Planning and Zoning Commission Chair Tony Vela reported that the signage ordinance was approved at their last meeting and that a new member application from Martha Gosnell was reviewed. Council voted to approve her selection.
An agreement for use of a firing range for police officers south of town on the property of Ronnie Steubing was approved by council. Chief Willmann explained that officers previously had to qualify in Johnson City, and that the closer range will save citizens money in gas as well as keep officers closer to their jobs. He said that the agreement, which will not involve a fee for the city, was developed with the help of City Attorney Eddy Rogers, and is “as good as you can get.” Rogers added that the agreement is “a good thing for the city.”

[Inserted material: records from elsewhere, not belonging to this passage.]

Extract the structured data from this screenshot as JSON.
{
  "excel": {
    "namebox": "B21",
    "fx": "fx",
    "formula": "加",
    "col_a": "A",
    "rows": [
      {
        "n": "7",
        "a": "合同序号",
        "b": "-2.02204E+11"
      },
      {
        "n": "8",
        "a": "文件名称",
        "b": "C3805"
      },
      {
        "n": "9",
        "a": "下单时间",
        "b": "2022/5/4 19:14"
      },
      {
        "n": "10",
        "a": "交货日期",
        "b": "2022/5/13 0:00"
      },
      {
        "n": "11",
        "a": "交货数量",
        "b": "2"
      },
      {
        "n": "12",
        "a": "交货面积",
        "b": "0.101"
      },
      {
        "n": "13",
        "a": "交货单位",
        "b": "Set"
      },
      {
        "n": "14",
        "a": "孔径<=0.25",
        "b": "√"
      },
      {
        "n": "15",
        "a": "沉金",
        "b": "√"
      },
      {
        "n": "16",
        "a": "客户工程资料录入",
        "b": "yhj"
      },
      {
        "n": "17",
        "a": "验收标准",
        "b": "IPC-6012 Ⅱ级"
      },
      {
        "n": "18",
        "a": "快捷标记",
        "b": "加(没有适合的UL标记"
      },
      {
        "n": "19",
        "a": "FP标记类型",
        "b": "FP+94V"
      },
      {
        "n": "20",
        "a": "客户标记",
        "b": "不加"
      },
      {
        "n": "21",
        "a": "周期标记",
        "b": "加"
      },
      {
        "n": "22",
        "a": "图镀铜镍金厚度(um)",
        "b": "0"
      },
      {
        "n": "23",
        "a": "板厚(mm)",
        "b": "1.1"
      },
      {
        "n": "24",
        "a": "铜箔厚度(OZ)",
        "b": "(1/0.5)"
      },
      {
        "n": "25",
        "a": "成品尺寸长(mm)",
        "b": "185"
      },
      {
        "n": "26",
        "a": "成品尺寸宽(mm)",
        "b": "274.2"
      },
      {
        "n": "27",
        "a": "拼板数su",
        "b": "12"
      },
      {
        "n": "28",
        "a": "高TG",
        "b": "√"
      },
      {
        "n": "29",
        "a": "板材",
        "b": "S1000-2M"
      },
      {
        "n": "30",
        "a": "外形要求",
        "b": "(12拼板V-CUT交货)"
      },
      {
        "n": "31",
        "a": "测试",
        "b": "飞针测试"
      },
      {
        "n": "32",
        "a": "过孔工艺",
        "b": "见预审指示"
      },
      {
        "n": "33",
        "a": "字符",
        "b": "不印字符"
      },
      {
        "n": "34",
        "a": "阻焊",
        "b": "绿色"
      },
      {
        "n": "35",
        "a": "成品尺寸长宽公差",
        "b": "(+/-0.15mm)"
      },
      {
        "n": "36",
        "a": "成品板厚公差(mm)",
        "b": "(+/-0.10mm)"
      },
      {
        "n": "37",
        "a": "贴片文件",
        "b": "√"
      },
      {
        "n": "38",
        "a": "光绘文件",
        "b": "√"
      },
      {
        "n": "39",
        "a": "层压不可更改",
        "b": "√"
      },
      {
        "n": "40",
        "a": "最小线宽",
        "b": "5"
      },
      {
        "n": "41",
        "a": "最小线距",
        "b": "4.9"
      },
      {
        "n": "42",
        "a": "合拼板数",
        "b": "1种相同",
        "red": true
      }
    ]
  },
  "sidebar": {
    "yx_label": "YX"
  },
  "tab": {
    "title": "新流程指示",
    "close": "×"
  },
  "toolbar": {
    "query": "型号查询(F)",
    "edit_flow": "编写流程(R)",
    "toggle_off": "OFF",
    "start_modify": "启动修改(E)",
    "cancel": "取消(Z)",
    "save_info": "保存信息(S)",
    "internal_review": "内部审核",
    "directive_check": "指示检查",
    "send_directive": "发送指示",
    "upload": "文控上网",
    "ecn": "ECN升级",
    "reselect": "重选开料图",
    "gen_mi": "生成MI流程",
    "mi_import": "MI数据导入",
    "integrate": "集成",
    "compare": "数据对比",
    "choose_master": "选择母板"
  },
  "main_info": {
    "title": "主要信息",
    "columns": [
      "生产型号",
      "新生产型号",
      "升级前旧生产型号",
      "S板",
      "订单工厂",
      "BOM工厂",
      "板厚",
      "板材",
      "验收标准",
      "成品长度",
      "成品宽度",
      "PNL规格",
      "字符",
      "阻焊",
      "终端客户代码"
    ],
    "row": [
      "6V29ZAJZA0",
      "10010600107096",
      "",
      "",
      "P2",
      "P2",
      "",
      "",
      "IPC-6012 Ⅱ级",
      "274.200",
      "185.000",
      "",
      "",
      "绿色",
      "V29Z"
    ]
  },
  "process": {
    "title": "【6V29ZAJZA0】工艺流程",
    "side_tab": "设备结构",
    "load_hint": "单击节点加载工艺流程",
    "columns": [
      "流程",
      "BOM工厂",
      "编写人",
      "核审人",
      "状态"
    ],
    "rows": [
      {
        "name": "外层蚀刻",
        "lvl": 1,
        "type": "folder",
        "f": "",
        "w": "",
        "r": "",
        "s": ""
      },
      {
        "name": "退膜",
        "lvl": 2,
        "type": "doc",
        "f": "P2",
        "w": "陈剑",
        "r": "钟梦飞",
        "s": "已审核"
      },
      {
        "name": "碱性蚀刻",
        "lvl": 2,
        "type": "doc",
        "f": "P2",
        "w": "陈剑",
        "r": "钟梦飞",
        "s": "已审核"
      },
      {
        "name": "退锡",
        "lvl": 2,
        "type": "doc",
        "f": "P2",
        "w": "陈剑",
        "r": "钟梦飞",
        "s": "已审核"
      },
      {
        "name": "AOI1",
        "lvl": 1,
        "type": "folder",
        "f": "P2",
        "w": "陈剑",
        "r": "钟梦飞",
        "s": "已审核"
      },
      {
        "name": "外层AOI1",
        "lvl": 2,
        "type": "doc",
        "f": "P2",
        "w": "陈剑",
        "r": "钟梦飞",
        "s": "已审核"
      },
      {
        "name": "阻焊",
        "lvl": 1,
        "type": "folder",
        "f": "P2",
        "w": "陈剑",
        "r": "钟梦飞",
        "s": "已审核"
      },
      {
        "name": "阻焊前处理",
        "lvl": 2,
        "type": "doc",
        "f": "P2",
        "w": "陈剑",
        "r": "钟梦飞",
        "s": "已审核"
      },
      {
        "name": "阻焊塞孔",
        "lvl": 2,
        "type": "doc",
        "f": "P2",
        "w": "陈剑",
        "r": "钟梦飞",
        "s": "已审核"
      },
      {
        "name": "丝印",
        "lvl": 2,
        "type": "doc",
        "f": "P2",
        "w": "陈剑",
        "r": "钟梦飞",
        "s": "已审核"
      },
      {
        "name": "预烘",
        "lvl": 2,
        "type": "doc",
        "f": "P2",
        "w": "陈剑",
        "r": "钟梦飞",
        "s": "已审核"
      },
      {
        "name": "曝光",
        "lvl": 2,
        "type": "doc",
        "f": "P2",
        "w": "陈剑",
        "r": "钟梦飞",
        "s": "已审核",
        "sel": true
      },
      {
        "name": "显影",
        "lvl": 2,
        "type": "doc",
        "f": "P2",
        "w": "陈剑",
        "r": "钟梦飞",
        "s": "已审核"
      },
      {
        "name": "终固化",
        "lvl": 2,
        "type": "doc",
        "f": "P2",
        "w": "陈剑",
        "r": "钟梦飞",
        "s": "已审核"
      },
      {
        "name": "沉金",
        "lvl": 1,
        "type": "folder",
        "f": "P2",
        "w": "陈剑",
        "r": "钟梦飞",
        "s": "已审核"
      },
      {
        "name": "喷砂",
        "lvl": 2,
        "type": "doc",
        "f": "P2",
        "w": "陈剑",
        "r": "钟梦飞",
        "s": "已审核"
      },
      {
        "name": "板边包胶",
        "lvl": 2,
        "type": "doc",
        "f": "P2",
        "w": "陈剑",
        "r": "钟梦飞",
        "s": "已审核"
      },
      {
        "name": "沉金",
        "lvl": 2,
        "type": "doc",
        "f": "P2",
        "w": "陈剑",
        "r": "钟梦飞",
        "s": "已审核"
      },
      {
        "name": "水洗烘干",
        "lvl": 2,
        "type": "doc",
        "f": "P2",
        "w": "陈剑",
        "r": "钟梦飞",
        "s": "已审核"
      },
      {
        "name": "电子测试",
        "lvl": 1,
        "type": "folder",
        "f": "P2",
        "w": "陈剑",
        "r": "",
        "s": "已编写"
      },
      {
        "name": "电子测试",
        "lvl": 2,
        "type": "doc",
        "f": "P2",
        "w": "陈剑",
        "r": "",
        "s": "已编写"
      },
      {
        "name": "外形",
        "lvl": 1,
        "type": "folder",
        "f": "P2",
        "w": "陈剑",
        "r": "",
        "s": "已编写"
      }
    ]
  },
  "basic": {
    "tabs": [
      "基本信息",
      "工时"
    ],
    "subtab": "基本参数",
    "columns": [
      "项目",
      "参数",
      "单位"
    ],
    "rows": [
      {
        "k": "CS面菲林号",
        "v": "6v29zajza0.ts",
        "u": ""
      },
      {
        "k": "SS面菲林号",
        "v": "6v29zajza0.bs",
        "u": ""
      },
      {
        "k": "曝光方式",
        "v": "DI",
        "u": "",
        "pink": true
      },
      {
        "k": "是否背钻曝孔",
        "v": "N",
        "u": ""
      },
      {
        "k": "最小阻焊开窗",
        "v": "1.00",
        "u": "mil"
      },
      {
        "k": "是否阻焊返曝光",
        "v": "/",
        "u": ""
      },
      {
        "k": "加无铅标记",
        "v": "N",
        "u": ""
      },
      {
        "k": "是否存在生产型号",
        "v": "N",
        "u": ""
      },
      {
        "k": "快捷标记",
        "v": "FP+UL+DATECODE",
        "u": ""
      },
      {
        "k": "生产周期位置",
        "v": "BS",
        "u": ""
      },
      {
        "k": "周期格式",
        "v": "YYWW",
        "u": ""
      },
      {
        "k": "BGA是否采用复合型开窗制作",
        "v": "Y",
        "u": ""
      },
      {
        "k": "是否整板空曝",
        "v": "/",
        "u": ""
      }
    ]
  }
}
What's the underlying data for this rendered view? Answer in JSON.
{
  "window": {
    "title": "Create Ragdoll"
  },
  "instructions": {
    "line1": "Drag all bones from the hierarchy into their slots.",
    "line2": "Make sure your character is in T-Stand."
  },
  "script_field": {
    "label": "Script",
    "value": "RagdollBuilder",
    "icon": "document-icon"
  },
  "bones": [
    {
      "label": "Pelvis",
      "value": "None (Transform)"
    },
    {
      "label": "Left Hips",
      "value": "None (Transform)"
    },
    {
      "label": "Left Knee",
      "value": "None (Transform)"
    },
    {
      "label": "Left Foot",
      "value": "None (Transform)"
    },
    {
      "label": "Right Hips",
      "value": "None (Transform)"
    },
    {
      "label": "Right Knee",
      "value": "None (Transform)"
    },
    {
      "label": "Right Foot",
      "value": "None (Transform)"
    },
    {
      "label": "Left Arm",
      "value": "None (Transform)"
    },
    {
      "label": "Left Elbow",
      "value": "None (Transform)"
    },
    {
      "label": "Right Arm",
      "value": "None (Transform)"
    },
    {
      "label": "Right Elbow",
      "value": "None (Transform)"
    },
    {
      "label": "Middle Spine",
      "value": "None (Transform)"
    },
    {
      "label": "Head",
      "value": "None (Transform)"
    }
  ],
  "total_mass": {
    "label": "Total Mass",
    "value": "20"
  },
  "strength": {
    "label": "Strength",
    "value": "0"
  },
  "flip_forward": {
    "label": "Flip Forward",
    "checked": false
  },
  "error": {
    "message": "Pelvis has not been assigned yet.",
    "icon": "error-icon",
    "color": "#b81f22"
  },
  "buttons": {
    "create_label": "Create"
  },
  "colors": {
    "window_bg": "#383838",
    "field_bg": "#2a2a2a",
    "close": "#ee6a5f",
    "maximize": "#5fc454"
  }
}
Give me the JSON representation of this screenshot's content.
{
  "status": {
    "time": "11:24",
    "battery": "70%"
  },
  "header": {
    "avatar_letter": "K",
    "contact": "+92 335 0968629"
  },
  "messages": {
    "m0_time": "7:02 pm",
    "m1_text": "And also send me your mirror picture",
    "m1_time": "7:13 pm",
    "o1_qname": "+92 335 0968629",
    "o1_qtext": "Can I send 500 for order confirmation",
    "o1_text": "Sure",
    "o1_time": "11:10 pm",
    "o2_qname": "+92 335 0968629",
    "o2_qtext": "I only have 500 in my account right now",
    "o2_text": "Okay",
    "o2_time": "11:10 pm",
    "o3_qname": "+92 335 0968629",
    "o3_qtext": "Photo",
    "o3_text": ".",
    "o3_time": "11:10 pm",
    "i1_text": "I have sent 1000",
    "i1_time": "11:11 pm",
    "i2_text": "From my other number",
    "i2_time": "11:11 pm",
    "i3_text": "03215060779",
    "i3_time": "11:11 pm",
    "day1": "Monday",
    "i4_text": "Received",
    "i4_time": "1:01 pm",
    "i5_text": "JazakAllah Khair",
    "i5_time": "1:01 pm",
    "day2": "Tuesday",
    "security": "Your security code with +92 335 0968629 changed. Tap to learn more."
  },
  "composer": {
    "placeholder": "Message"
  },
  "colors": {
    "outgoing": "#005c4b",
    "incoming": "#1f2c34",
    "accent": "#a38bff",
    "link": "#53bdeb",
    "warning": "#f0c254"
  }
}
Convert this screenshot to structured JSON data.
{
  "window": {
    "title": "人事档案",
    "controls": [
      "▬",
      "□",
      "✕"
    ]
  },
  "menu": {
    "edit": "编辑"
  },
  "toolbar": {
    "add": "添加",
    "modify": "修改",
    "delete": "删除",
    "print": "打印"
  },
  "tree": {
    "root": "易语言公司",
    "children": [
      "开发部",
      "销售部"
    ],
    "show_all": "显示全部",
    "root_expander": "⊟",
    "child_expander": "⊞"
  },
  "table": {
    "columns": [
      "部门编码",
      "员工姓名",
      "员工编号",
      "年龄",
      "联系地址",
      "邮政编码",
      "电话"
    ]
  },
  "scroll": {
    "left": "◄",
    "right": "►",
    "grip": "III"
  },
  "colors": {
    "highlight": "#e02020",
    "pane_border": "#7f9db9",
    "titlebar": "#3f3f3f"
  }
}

Historic commission chair Retta Martin reported that the commission has been busy, with two members getting ready to take their architecture certification tests. Tim Raby has been added as a new member. She spoke of the need to get an incentive program going, to encourage residents to use preservations guidelines in their restoration of historic properties. She also recommended J.D. Sherlock, Jr., as a new member to the commission, a recommendation approved by council.
In other business, council voted to split the 85 votes allotted Blanco in the election to the Appraisal District board between Dr. David Behrends and Lynn Boyd, the city’s nominees. Council discussed the idea of a sick leave pool for city employees, in which one employee with extra leave could donate a portion of it to another employee in an emergency situation. The mayor directed Eddy Rogers to write up a proposal reflecting the suggestions of council members to present at the December meeting.